Reuben L. Cain, stock salesman, 1929
I really went to look for a job on Wall Street hoping that I could make money… You’d heard so much about the bull market and the way everything was going up… and read about such people as Charlie Mitchell, the president of National City Bank, and a lot of others — the J. P. Morgan group — and they seemed to be so strong and so powerful and knew so much about the market that, as they kept saying “This is going to correct itself,” you tended to believe them. And then when it did fall, you still couldn’t hardly believe it fell.
There were all sorts of rumors and you’d see people going down the street looking up to see if they could catch somebody jumping out the window. Now it turned out there weren’t as many people jumped out the window as they reported, but some did.
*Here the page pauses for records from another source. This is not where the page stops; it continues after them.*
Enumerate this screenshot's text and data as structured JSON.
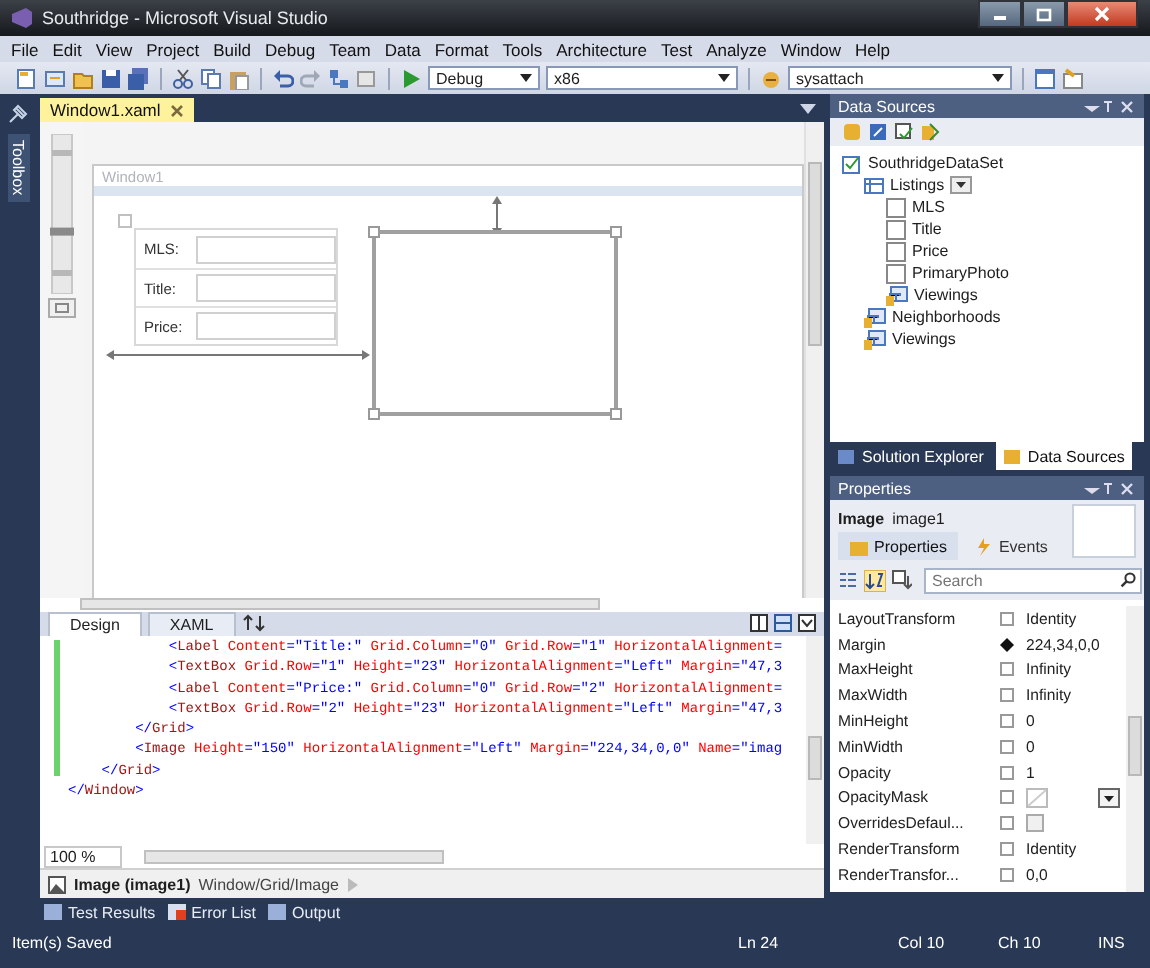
{
  "window": {
    "title": "Southridge - Microsoft Visual Studio"
  },
  "menu": [
    "File",
    "Edit",
    "View",
    "Project",
    "Build",
    "Debug",
    "Team",
    "Data",
    "Format",
    "Tools",
    "Architecture",
    "Test",
    "Analyze",
    "Window",
    "Help"
  ],
  "toolbar": {
    "configuration": "Debug",
    "platform": "x86",
    "process": "sysattach"
  },
  "toolbox_tab": "Toolbox",
  "document_tabs": [
    {
      "label": "Window1.xaml",
      "selected": true
    }
  ],
  "zoom_slider": {
    "level": 0.4
  },
  "designer": {
    "window_title": "Window1",
    "form_labels": [
      "MLS:",
      "Title:",
      "Price:"
    ]
  },
  "view_tabs": [
    {
      "label": "Design",
      "selected": true
    },
    {
      "label": "XAML",
      "selected": false
    }
  ],
  "code_lines": [
    [
      {
        "kind": "punct",
        "text": "            <"
      },
      {
        "kind": "tag",
        "text": "Label"
      },
      {
        "kind": "attr",
        "text": " Content"
      },
      {
        "kind": "val",
        "text": "=\"Title:\""
      },
      {
        "kind": "attr",
        "text": " Grid.Column"
      },
      {
        "kind": "val",
        "text": "=\"0\""
      },
      {
        "kind": "attr",
        "text": " Grid.Row"
      },
      {
        "kind": "val",
        "text": "=\"1\""
      },
      {
        "kind": "attr",
        "text": " HorizontalAlignment"
      },
      {
        "kind": "val",
        "text": "="
      }
    ],
    [
      {
        "kind": "punct",
        "text": "            <"
      },
      {
        "kind": "tag",
        "text": "TextBox"
      },
      {
        "kind": "attr",
        "text": " Grid.Row"
      },
      {
        "kind": "val",
        "text": "=\"1\""
      },
      {
        "kind": "attr",
        "text": " Height"
      },
      {
        "kind": "val",
        "text": "=\"23\""
      },
      {
        "kind": "attr",
        "text": " HorizontalAlignment"
      },
      {
        "kind": "val",
        "text": "=\"Left\""
      },
      {
        "kind": "attr",
        "text": " Margin"
      },
      {
        "kind": "val",
        "text": "=\"47,3"
      }
    ],
    [
      {
        "kind": "punct",
        "text": "            <"
      },
      {
        "kind": "tag",
        "text": "Label"
      },
      {
        "kind": "attr",
        "text": " Content"
      },
      {
        "kind": "val",
        "text": "=\"Price:\""
      },
      {
        "kind": "attr",
        "text": " Grid.Column"
      },
      {
        "kind": "val",
        "text": "=\"0\""
      },
      {
        "kind": "attr",
        "text": " Grid.Row"
      },
      {
        "kind": "val",
        "text": "=\"2\""
      },
      {
        "kind": "attr",
        "text": " HorizontalAlignment"
      },
      {
        "kind": "val",
        "text": "="
      }
    ],
    [
      {
        "kind": "punct",
        "text": "            <"
      },
      {
        "kind": "tag",
        "text": "TextBox"
      },
      {
        "kind": "attr",
        "text": " Grid.Row"
      },
      {
        "kind": "val",
        "text": "=\"2\""
      },
      {
        "kind": "attr",
        "text": " Height"
      },
      {
        "kind": "val",
        "text": "=\"23\""
      },
      {
        "kind": "attr",
        "text": " HorizontalAlignment"
      },
      {
        "kind": "val",
        "text": "=\"Left\""
      },
      {
        "kind": "attr",
        "text": " Margin"
      },
      {
        "kind": "val",
        "text": "=\"47,3"
      }
    ],
    [
      {
        "kind": "punct",
        "text": "        </"
      },
      {
        "kind": "tag",
        "text": "Grid"
      },
      {
        "kind": "punct",
        "text": ">"
      }
    ],
    [
      {
        "kind": "punct",
        "text": "        <"
      },
      {
        "kind": "tag",
        "text": "Image"
      },
      {
        "kind": "attr",
        "text": " Height"
      },
      {
        "kind": "val",
        "text": "=\"150\""
      },
      {
        "kind": "attr",
        "text": " HorizontalAlignment"
      },
      {
        "kind": "val",
        "text": "=\"Left\""
      },
      {
        "kind": "attr",
        "text": " Margin"
      },
      {
        "kind": "val",
        "text": "=\"224,34,0,0\""
      },
      {
        "kind": "attr",
        "text": " Name"
      },
      {
        "kind": "val",
        "text": "=\"imag"
      }
    ],
    [
      {
        "kind": "punct",
        "text": "    </"
      },
      {
        "kind": "tag",
        "text": "Grid"
      },
      {
        "kind": "punct",
        "text": ">"
      }
    ],
    [
      {
        "kind": "punct",
        "text": "</"
      },
      {
        "kind": "tag",
        "text": "Window"
      },
      {
        "kind": "punct",
        "text": ">"
      }
    ]
  ],
  "zoom": "100 %",
  "breadcrumb": {
    "element": "Image (image1)",
    "path": "Window/Grid/Image"
  },
  "data_sources": {
    "title": "Data Sources",
    "tree": [
      {
        "label": "SouthridgeDataSet",
        "kind": "dataset",
        "children": [
          {
            "label": "Listings",
            "kind": "table",
            "children": [
              {
                "label": "MLS",
                "kind": "field"
              },
              {
                "label": "Title",
                "kind": "field"
              },
              {
                "label": "Price",
                "kind": "field"
              },
              {
                "label": "PrimaryPhoto",
                "kind": "field"
              },
              {
                "label": "Viewings",
                "kind": "relation"
              }
            ]
          },
          {
            "label": "Neighborhoods",
            "kind": "relation"
          },
          {
            "label": "Viewings",
            "kind": "relation"
          }
        ]
      }
    ]
  },
  "right_tabs": [
    {
      "label": "Solution Explorer",
      "selected": false
    },
    {
      "label": "Data Sources",
      "selected": true
    }
  ],
  "properties": {
    "title": "Properties",
    "type": "Image",
    "name": "image1",
    "tabs": [
      {
        "label": "Properties",
        "selected": true
      },
      {
        "label": "Events",
        "selected": false
      }
    ],
    "search": {
      "placeholder": "Search"
    },
    "rows": [
      {
        "name": "LayoutTransform",
        "set": false,
        "kind": "text",
        "value": "Identity"
      },
      {
        "name": "Margin",
        "set": true,
        "kind": "text",
        "value": "224,34,0,0"
      },
      {
        "name": "MaxHeight",
        "set": false,
        "kind": "text",
        "value": "Infinity"
      },
      {
        "name": "MaxWidth",
        "set": false,
        "kind": "text",
        "value": "Infinity"
      },
      {
        "name": "MinHeight",
        "set": false,
        "kind": "text",
        "value": "0"
      },
      {
        "name": "MinWidth",
        "set": false,
        "kind": "text",
        "value": "0"
      },
      {
        "name": "Opacity",
        "set": false,
        "kind": "text",
        "value": "1"
      },
      {
        "name": "OpacityMask",
        "set": false,
        "kind": "brush"
      },
      {
        "name": "OverridesDefaul...",
        "set": false,
        "kind": "checkbox",
        "checked": false
      },
      {
        "name": "RenderTransform",
        "set": false,
        "kind": "text",
        "value": "Identity"
      },
      {
        "name": "RenderTransfor...",
        "set": false,
        "kind": "text",
        "value": "0,0"
      }
    ]
  },
  "bottom_tabs": [
    "Test Results",
    "Error List",
    "Output"
  ],
  "status_bar": {
    "message": "Item(s) Saved",
    "line": "Ln 24",
    "column": "Col 10",
    "char": "Ch 10",
    "mode": "INS"
  }
}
And others committed suicide other ways.
In 1967, thousands of hippies flocked to San Francisco's Haight Ashbury district.
The little-known story of a black independent film industry that produced nearly 500 feature films for African American audiences.
Intrepid journalist Nelly Bly went on a journey around the world breaking the record of Julius Verne's fictional character.
Of all the alphabet agencies of the New Deal, none captured the public's imagination like J. Edgar Hoover's FBI.
Prohibition's effect on Detroit, Michigan, the first major American city to "go dry," and the growth of the liquor smuggling industry.
Newspaper magnate William Randolph Hearst fought to suppress a film by Orson Welles, a film that would become one of cinema's masterpieces.
In 1978 over 900 people led by Rev. Jim Jones died in the largest mass murder-suicide in history, at Jonestown, Guyana.
The story of the American civil rights movement is told through its powerful music -- the freedom songs that protesters sang on picket lines, in mass meetings, in police wagons, and in jail cells as they fought for justice and equality.